Some of the top salt shockers include:
Beef Noodle Soup (2,354 mg or 98% DV per ounce)
Ham and egg biscuit (1,989 mg or 83% DV per biscuit)
Whole wheat pancake mix (1,987mg 83% DV per cup)
Canned sweet peppers (1,917 mg or 80% DV per cup)
Soy Sauce (1,228 mg or 51% DV in one tablespoon)
Mini pretzels (1,029 mg in 10 mini rounds)
Frozen pepperoni pizza (902 mg in one slice)
Dill pickles (881 mg in one medium pickle)
Salted pumpkin seeds (711mg or 30% DV per ounce)
Cooked bacon (614mg or 25% DV in one ounce, 175 mg in one slice)
Canned peas (428 mg in 1/2 cup)
Bacon (303 mg per slice)
Remember salt can be hidden in ketchup, frozen dinners, and instant hot cereals. Other examples include salad dressings, mustard, meat tenderizer, cheeses, instant foods, pickles, canned vegetables and soups, salsa and barbecue sauce.

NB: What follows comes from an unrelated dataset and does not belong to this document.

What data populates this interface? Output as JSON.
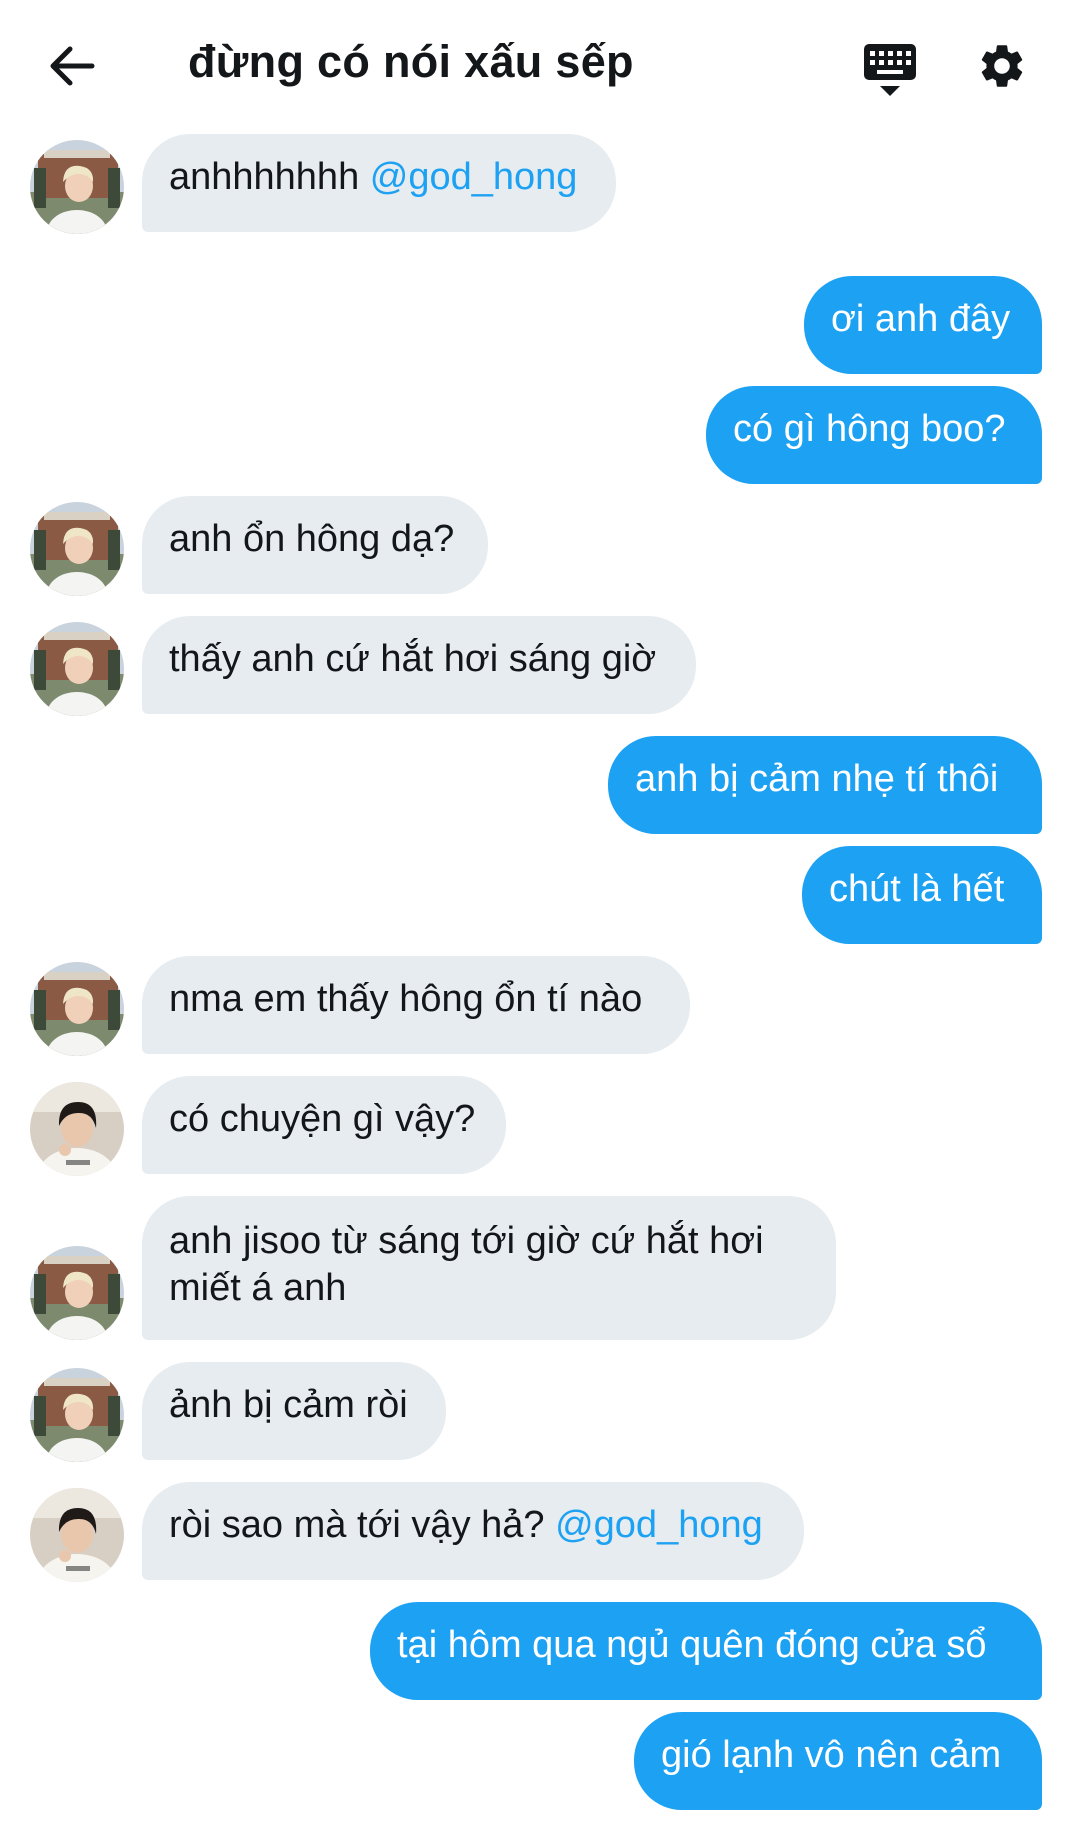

Even common medications such as antacids, laxatives and cough remedies contain sodium compounds.
Package label terms to be aware of and check include:
Sodium free or salt free/Less than 5 milligrams of sodium per serving
Low sodium/140 milligrams or less of sodium per serving
Reduced or less sodium/At least 25% less sodium than the food’s standard serving
Light sodium/50% less sodium than the food’s standard serving
Unsalted or no salt added/No salt added during processing, but could contain natural sodium
Steps to Reduce Your Sodium
- Get rid of or limit your use of the salt shaker. Try a shaker with smaller holes.
- Substitute salt seasoning with other flavorings, such as onion, garlic, lemon, vinegar, black pepper, or parsley.
- Choose fresh, frozen or canned vegetables without added salt.
- Cook fresh or frozen fish, poultry and meat more often than canned or processed forms.
- Compare the amounts of sodium in various brands of frozen dinners, packaged mixes, cereals, cheese, breads, salad dressings, soups and sauces. Sodium content varies widely among different brands.
- Rinse canned beans and vegetables to remove added salt before cooking.
- Choose foods labeled “low sodium,” “reduced sodium” or “sodium free.”
- Know how much sodium is in your favorite condiments, especially soy sauce, steak sauce, ketchup and salsa. Limit your intake accordingly.
- Avoid foods with MSG (monosodium glutamate), particularly when dining out. You can ask to have your meal prepared without MSG.
- Try to limit your daily sodium intake to less than 2,300 milligrams.